Zero to 60 seconds. So less than a minute and another 23% were in that one to two minute Mark. So roughly 60% of the videos were less than two minutes, which is a pretty high number. But last, the previous year, it was almost 75%. I think we’re two minutes or under.
Brent Leary: Wow.
Tyler Lessard: The percentage has shifted a little bit where we’re still seeing a lot of short form content. Most videos are less than two minutes. However, there is still absolutely a play where you can see here. A significant percentage are greater than two minutes. And when you move into the top block, which is 20 minutes or more, about 10% of the video shared were, were more than 20 minutes. But again, this changed year over year, where in the previous year, only 6% of videos were more than 20 minutes. And about 75% were less than two minutes.
So the net net of that, what we’ve seen happening is while there’s more and more short form videos being used on the flip side, we’ve also seen this resurgence of longer form videos, which is largely things like webinars and on-demand recordings of webinars and live streams, right?
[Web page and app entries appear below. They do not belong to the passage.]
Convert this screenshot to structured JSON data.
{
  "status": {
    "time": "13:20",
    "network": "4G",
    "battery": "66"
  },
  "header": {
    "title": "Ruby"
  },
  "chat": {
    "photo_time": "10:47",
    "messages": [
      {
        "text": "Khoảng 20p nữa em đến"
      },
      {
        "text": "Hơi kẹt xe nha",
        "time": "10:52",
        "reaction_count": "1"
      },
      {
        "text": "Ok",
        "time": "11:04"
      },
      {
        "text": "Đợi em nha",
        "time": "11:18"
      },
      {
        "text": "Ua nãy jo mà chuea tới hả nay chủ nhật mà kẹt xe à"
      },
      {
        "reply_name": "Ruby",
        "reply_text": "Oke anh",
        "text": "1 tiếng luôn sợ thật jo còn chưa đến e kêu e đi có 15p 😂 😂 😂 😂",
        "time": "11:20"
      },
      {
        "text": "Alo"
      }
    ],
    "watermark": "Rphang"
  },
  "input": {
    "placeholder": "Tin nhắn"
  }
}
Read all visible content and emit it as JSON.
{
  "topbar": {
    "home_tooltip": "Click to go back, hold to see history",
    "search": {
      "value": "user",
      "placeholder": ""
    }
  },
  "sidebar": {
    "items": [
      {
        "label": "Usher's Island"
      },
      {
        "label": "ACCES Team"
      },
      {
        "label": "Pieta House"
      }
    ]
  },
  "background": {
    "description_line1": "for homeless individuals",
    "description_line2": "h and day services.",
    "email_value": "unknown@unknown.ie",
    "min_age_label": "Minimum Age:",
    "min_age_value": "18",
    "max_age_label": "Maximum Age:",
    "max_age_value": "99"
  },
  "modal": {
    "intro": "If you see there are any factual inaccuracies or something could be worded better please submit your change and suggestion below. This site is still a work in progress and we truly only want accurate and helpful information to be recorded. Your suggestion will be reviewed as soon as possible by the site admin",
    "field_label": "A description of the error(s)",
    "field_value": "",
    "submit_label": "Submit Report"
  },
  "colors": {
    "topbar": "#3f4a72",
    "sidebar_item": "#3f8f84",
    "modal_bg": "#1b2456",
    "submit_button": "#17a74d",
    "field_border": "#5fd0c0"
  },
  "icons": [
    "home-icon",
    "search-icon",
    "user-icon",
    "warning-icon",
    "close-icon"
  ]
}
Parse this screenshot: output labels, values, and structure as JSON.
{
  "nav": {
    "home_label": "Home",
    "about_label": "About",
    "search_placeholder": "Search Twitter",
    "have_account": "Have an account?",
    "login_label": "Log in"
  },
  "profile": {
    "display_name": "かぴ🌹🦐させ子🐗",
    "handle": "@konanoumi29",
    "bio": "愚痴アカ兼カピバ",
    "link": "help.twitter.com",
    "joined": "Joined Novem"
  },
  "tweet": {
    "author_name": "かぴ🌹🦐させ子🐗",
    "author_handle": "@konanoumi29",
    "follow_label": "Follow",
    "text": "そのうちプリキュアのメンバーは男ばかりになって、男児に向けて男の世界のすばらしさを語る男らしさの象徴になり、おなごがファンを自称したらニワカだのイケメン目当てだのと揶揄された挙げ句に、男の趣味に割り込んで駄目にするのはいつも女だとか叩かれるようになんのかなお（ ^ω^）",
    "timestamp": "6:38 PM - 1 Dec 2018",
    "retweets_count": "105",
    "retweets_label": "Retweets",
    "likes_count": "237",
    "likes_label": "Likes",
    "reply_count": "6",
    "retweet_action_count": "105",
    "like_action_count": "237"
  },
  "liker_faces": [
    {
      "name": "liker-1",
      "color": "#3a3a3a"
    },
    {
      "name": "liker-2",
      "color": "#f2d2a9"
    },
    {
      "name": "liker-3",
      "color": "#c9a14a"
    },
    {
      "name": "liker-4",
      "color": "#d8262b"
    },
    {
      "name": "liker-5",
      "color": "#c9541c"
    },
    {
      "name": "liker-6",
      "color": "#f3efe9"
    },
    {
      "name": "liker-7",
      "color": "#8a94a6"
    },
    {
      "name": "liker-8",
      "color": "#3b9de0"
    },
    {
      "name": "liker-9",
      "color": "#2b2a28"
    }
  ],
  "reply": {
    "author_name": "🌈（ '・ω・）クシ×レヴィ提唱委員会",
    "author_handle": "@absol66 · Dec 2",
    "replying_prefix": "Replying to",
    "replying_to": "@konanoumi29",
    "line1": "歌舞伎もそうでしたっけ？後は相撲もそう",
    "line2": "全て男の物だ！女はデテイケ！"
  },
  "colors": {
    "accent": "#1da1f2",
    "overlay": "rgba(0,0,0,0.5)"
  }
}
So as the use of webinars and live streams went way up in the year. So too did the amount of on demand versions of that content. All of a sudden we started seeing all these 30, 40 hour long videos being shared in different ways, which are now being available on demand. So lots of different dynamics at play here for what we’re seeing in the types of videos being used.
Brent Leary: So I’m guessing this next slide will show us why such a large percentage of these videos are two minutes or less, right?
Tyler Lessard: Well, we all know the longer the video is the less likely people are going to stay tuned all the way to the end. This year on average, videos published that were less than 60 seconds, 58% of people watch that video all the way to the end, compared to ones that were longer than 20 minutes, only 24% of people stay tuned all the way to the end.
Now some of these numbers may even look demoralizing for some of you who go ‘wait a minute. I put all that effort into these videos. And even if they’re short, only 50% of people are watching all the way to the end”. But it’s always been these kinds of numbers where we don’t expect everybody is always going to click play and stay tuned, but these give you some benchmarks for what the average looked like in the markets. Of course, it’s quite a bit higher best in class videos. Under two minutes, tend to see about 75 to 80% completion rate for people who watch average. But the average tends to be more in that like 60% range.
This is part of the One-on-One Interview series with thought leaders. The transcript has been edited for publication. If it's an audio or video interview, click on the embedded player above, or subscribe via iTunes or via Stitcher.